The show went on, injury and death giving way to the abject confusion of Sarava's $142.50 surprise. By now, it should be apparent to all but the terminally stubborn that horse racing cannot be figured, parsed, dissected, or analyzed with anything approaching confident measure.

Until Saturday, Sarava spent his life flying safely beneath the radar. At 70-1 in the Belmont, his chances were held in lower esteem than such past Belmont laughables as Mr. Energizer, Is Sveikatas, and Buckle Down Ben. Sarava's victory over Medaglia d'Oro topped the stunning mutuel numbers posted by Sherluck ($132.10) in 1961 and Temperence Hill ($108.80) in 1980.

"If you ever needed proof, there it is again," said Niall O'Callaghan, who tried to win the Belmont with Wiseman's Ferry. "You've got to ignore what's being said and look at your own horse. You can't win if you don't run."

And boy did Sarava run.

"I still can't believe he got by me," said Kent Desormeaux, spitting bits of Belmont sand as he walked away from second-place Medaglia d'Oro. "I mean, we re-broke like Quarter Horses!"
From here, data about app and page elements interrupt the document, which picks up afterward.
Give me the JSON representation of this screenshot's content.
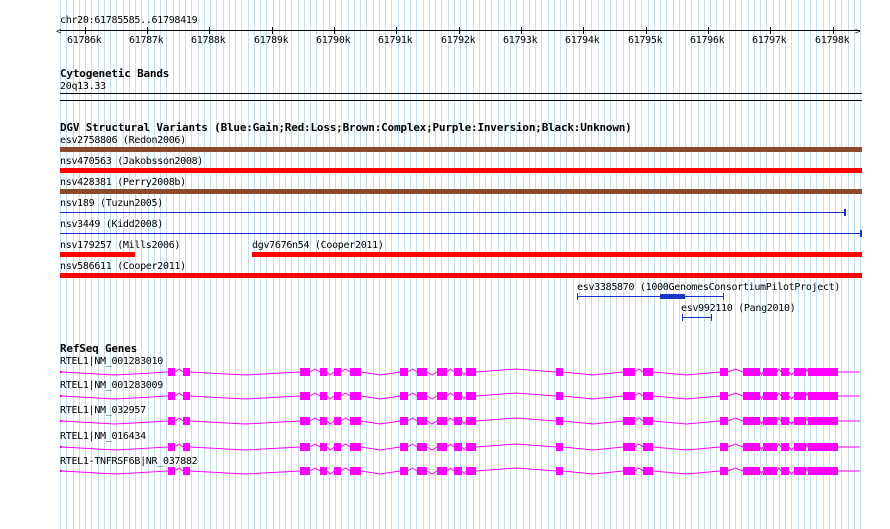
{
  "ruler": {
    "coordinates": "chr20:61785585..61798419",
    "ticks": [
      "61786k",
      "61787k",
      "61788k",
      "61789k",
      "61790k",
      "61791k",
      "61792k",
      "61793k",
      "61794k",
      "61795k",
      "61796k",
      "61797k",
      "61798k"
    ]
  },
  "cytoband": {
    "title": "Cytogenetic Bands",
    "band": "20q13.33"
  },
  "dgv": {
    "title": "DGV Structural Variants (Blue:Gain;Red:Loss;Brown:Complex;Purple:Inversion;Black:Unknown)",
    "colors": {
      "gain": "#1a33cc",
      "loss": "#ff0000",
      "complex": "#8b4a2b"
    },
    "variants": [
      {
        "label": "esv2758806 (Redon2006)",
        "type": "complex"
      },
      {
        "label": "nsv470563 (Jakobsson2008)",
        "type": "loss"
      },
      {
        "label": "nsv428381 (Perry2008b)",
        "type": "complex"
      },
      {
        "label": "nsv189 (Tuzun2005)",
        "type": "gain"
      },
      {
        "label": "nsv3449 (Kidd2008)",
        "type": "gain"
      },
      {
        "label": "nsv179257 (Mills2006)",
        "type": "loss"
      },
      {
        "label": "dgv7676n54 (Cooper2011)",
        "type": "loss"
      },
      {
        "label": "nsv586611 (Cooper2011)",
        "type": "loss"
      },
      {
        "label": "esv3385870 (1000GenomesConsortiumPilotProject)",
        "type": "gain"
      },
      {
        "label": "esv992110 (Pang2010)",
        "type": "gain"
      }
    ]
  },
  "refseq": {
    "title": "RefSeq Genes",
    "color": "#ff00ff",
    "genes": [
      {
        "label": "RTEL1|NM_001283010"
      },
      {
        "label": "RTEL1|NM_001283009"
      },
      {
        "label": "RTEL1|NM_032957"
      },
      {
        "label": "RTEL1|NM_016434"
      },
      {
        "label": "RTEL1-TNFRSF6B|NR_037882"
      }
    ]
  }
}
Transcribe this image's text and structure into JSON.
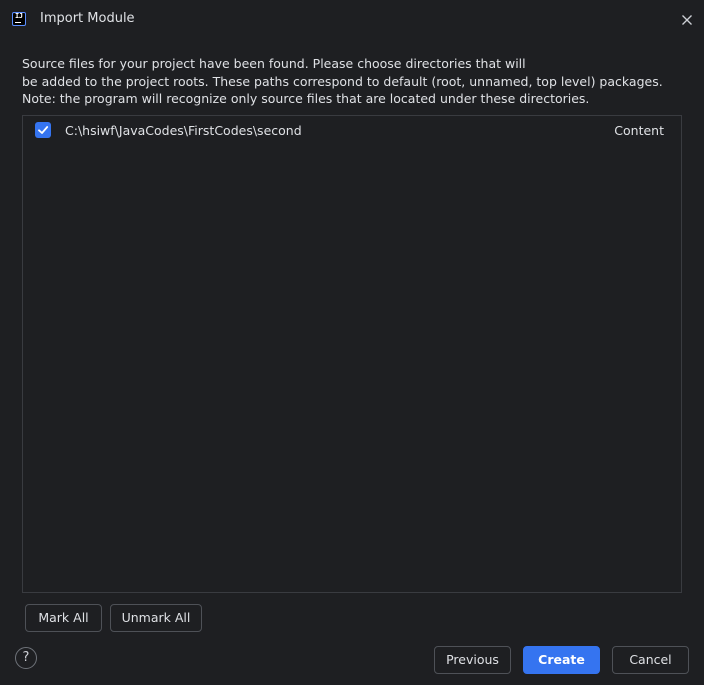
{
  "window": {
    "title": "Import Module",
    "app_icon_text": "IJ"
  },
  "description": {
    "line1": "Source files for your project have been found. Please choose directories that will",
    "line2": "be added to the project roots. These paths correspond to default (root, unnamed, top level) packages.",
    "line3": "Note: the program will recognize only source files that are located under these directories."
  },
  "roots": [
    {
      "checked": true,
      "path": "C:\\hsiwf\\JavaCodes\\FirstCodes\\second",
      "type": "Content"
    }
  ],
  "buttons": {
    "mark_all": "Mark All",
    "unmark_all": "Unmark All",
    "previous": "Previous",
    "create": "Create",
    "cancel": "Cancel",
    "help": "?"
  },
  "colors": {
    "background": "#1e1f22",
    "accent": "#3574f0",
    "text": "#dfe1e5",
    "border": "#4e5157"
  },
  "icons": {
    "app": "intellij-idea-icon",
    "close": "close-icon",
    "check": "checkmark-icon",
    "help": "help-icon"
  }
}
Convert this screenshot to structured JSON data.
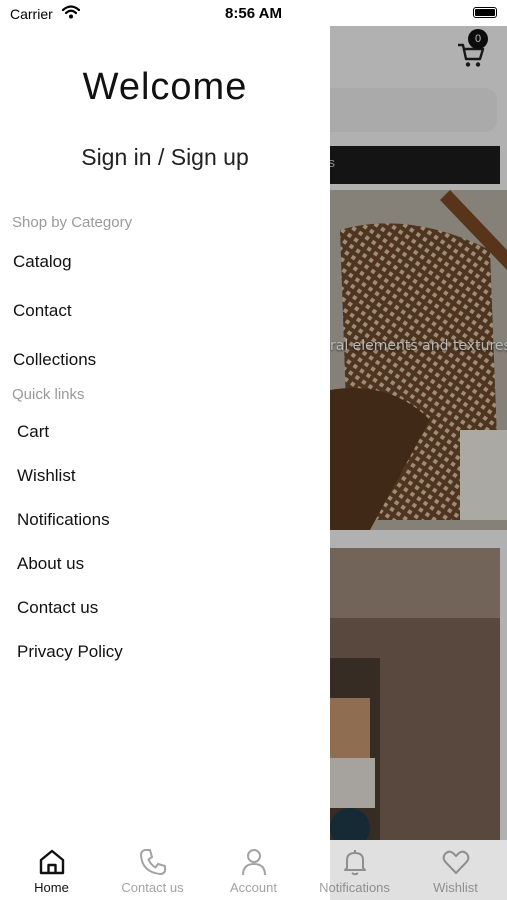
{
  "status_bar": {
    "carrier": "Carrier",
    "time": "8:56 AM"
  },
  "drawer": {
    "welcome": "Welcome",
    "sign_in": "Sign in / Sign up",
    "shop_by_category": {
      "heading": "Shop by Category",
      "items": [
        "Catalog",
        "Contact",
        "Collections"
      ]
    },
    "quick_links": {
      "heading": "Quick links",
      "items": [
        "Cart",
        "Wishlist",
        "Notifications",
        "About us",
        "Contact us",
        "Privacy Policy"
      ]
    }
  },
  "background": {
    "cart_badge": "0",
    "banner_text": "RS",
    "hero_text": "ral elements and textures"
  },
  "tabbar": {
    "tabs": [
      {
        "label": "Home",
        "icon": "home-icon",
        "active": true
      },
      {
        "label": "Contact us",
        "icon": "phone-icon",
        "active": false
      },
      {
        "label": "Account",
        "icon": "person-icon",
        "active": false
      },
      {
        "label": "Notifications",
        "icon": "bell-icon",
        "active": false
      },
      {
        "label": "Wishlist",
        "icon": "heart-icon",
        "active": false
      }
    ]
  },
  "colors": {
    "text": "#111111",
    "muted": "#9a9a9a",
    "overlay": "rgba(0,0,0,0.28)"
  }
}
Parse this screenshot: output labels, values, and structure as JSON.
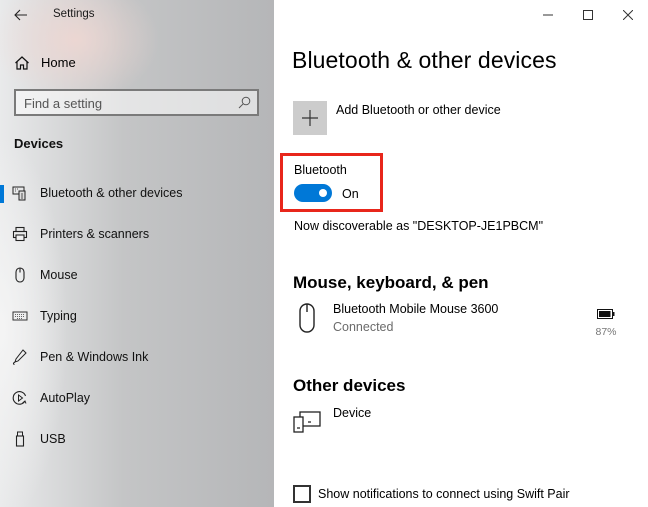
{
  "window": {
    "title": "Settings",
    "controls": {
      "minimize": "minimize",
      "maximize": "maximize",
      "close": "close"
    }
  },
  "sidebar": {
    "home_label": "Home",
    "search": {
      "placeholder": "Find a setting",
      "value": ""
    },
    "section_header": "Devices",
    "items": [
      {
        "label": "Bluetooth & other devices",
        "icon": "bluetooth-devices-icon",
        "active": true
      },
      {
        "label": "Printers & scanners",
        "icon": "printer-icon",
        "active": false
      },
      {
        "label": "Mouse",
        "icon": "mouse-icon",
        "active": false
      },
      {
        "label": "Typing",
        "icon": "keyboard-icon",
        "active": false
      },
      {
        "label": "Pen & Windows Ink",
        "icon": "pen-icon",
        "active": false
      },
      {
        "label": "AutoPlay",
        "icon": "autoplay-icon",
        "active": false
      },
      {
        "label": "USB",
        "icon": "usb-icon",
        "active": false
      }
    ]
  },
  "main": {
    "title": "Bluetooth & other devices",
    "add_device_label": "Add Bluetooth or other device",
    "bluetooth": {
      "label": "Bluetooth",
      "state": "On",
      "enabled": true,
      "discoverable_text": "Now discoverable as \"DESKTOP-JE1PBCM\""
    },
    "sections": {
      "mouse_keyboard_pen": {
        "title": "Mouse, keyboard, & pen",
        "devices": [
          {
            "name": "Bluetooth Mobile Mouse 3600",
            "status": "Connected",
            "battery": "87%",
            "icon": "mouse-icon"
          }
        ]
      },
      "other_devices": {
        "title": "Other devices",
        "devices": [
          {
            "name": "Device",
            "icon": "device-icon"
          }
        ]
      }
    },
    "swift_pair": {
      "label": "Show notifications to connect using Swift Pair",
      "checked": false
    }
  },
  "colors": {
    "accent": "#0078d7",
    "highlight_border": "#e8261b",
    "add_button_bg": "#cccccc"
  }
}
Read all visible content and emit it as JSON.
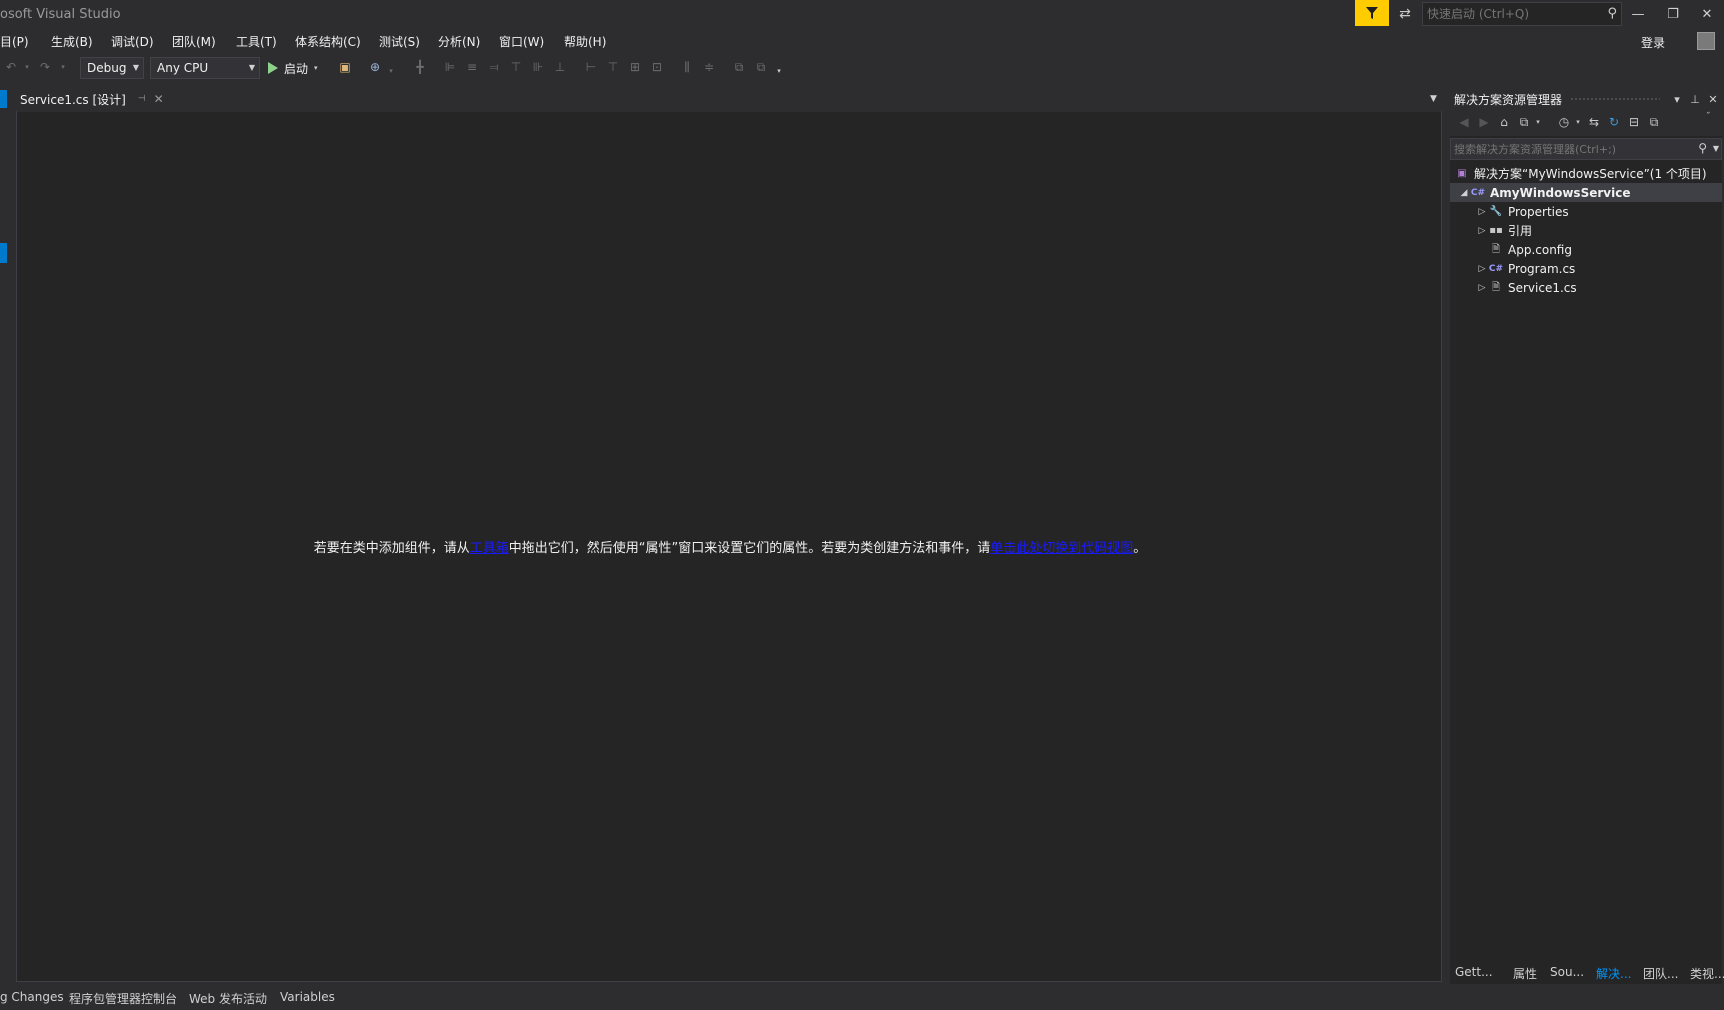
{
  "window": {
    "title": "osoft Visual Studio",
    "quick_launch_placeholder": "快速启动 (Ctrl+Q)",
    "sign_in": "登录"
  },
  "menu": [
    "目(P)",
    "生成(B)",
    "调试(D)",
    "团队(M)",
    "工具(T)",
    "体系结构(C)",
    "测试(S)",
    "分析(N)",
    "窗口(W)",
    "帮助(H)"
  ],
  "toolbar": {
    "config": "Debug",
    "platform": "Any CPU",
    "start_label": "启动"
  },
  "document_tab": {
    "label": "Service1.cs [设计]"
  },
  "designer": {
    "msg_part1": "若要在类中添加组件，请从",
    "link1": "工具箱",
    "msg_part2": "中拖出它们，然后使用“属性”窗口来设置它们的属性。若要为类创建方法和事件，请",
    "link2": "单击此处切换到代码视图",
    "msg_part3": "。"
  },
  "solution_explorer": {
    "title": "解决方案资源管理器",
    "search_placeholder": "搜索解决方案资源管理器(Ctrl+;)",
    "tree": [
      {
        "label": "解决方案“MyWindowsService”(1 个项目)",
        "icon": "solution-icon"
      },
      {
        "label": "AmyWindowsService",
        "icon": "csharp-project-icon"
      },
      {
        "label": "Properties",
        "icon": "wrench-icon"
      },
      {
        "label": "引用",
        "icon": "references-icon"
      },
      {
        "label": "App.config",
        "icon": "config-file-icon"
      },
      {
        "label": "Program.cs",
        "icon": "csharp-file-icon"
      },
      {
        "label": "Service1.cs",
        "icon": "service-file-icon"
      }
    ],
    "bottom_tabs": [
      "Gett...",
      "属性",
      "Sou...",
      "解决...",
      "团队...",
      "类视..."
    ]
  },
  "bottom_tabs": [
    "g Changes",
    "程序包管理器控制台",
    "Web 发布活动",
    "Variables"
  ],
  "colors": {
    "accent": "#007acc",
    "filter": "#ffcc00",
    "link": "#1a1aff",
    "active_tab": "#0097fb"
  }
}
"Give Prado credit for a great ride," said Gary Stevens, who had a good view of Sarava and Edgar Prado from atop third-place Sunday Break. "He was running right inside me, keeping real quiet and dressed to kill. If I had the horse, I could have kept him in there. But I didn't. Edgar split horses at the head of the stretch and just kept going."

From Bob Baffert's perch, the view was sickening. When War Emblem stumbled, the Triple Crown was gone - poof - and there was no place left to hide. All Baffert could hope for was a ration of comfort from his closest friends and family. The Bafferts are known, however, for reminding each other at regular intervals that all glory is fleeting.

"This was like the Rainbow Derby you lost when Zure Hope Again didn't break," said Gambel, Bob's youngest brother. "Remember how you chewed us out in the car all the way back to the airport?"

"Thanks a lot," Bob replied. "I haven't felt this bad since that day."

Okay, so it's a stretch. Zure Hope Again was Baffert's best 3-year-old of 1988 when his horses were all out to get 400 yards. The Rainbow Derby is run at Ruidoso Downs, in the mountains of southern New Mexico, and in 1988 it was worth $396,353, a good pot for Quarter Horses but a long way from the $5.6 million at stake in the Belmont. Besides that, there were definitely not 103,222 fans in attendance.

"I think that's the last time I had a horse standing so wrong he fell completely down," Baffert said.

The Belmont Park starting gate crew, led by Bob Duncan, is considered among the best in the business. Baffert refused to blame War Emblem's stagger on anything but bad luck.

"It wasn't their fault," Baffert said. "He lifted a leg and was moving when they kicked it. Apparently, he did not get the last look. After it happened, I just wish Victor [Espinoza] would have kept him behind horses longer. As long as it looks like you might lose, you might as well give the sonofagun an education."

The rest of us may never learn. The Triple Crown is an artificial grail, and inexplicably difficult. At its best, the Crown gives the game a day in the sun, when racing has a chance impress a sports culture that normally could care less.

As for the worst, that is already on record. When Sarava and War Emblem deplaned in Louisville on Sunday afternoon, the shining stars of the 2002 Triple Crown, so did the 5-year-old mare Imadeed. With her damaged leg in a Kimsey splint, she was on her way to the Rood & Riddle Clinic in Lexington, where she was given a 50-50 chance of pulling through. Right now, those are the only odds that count.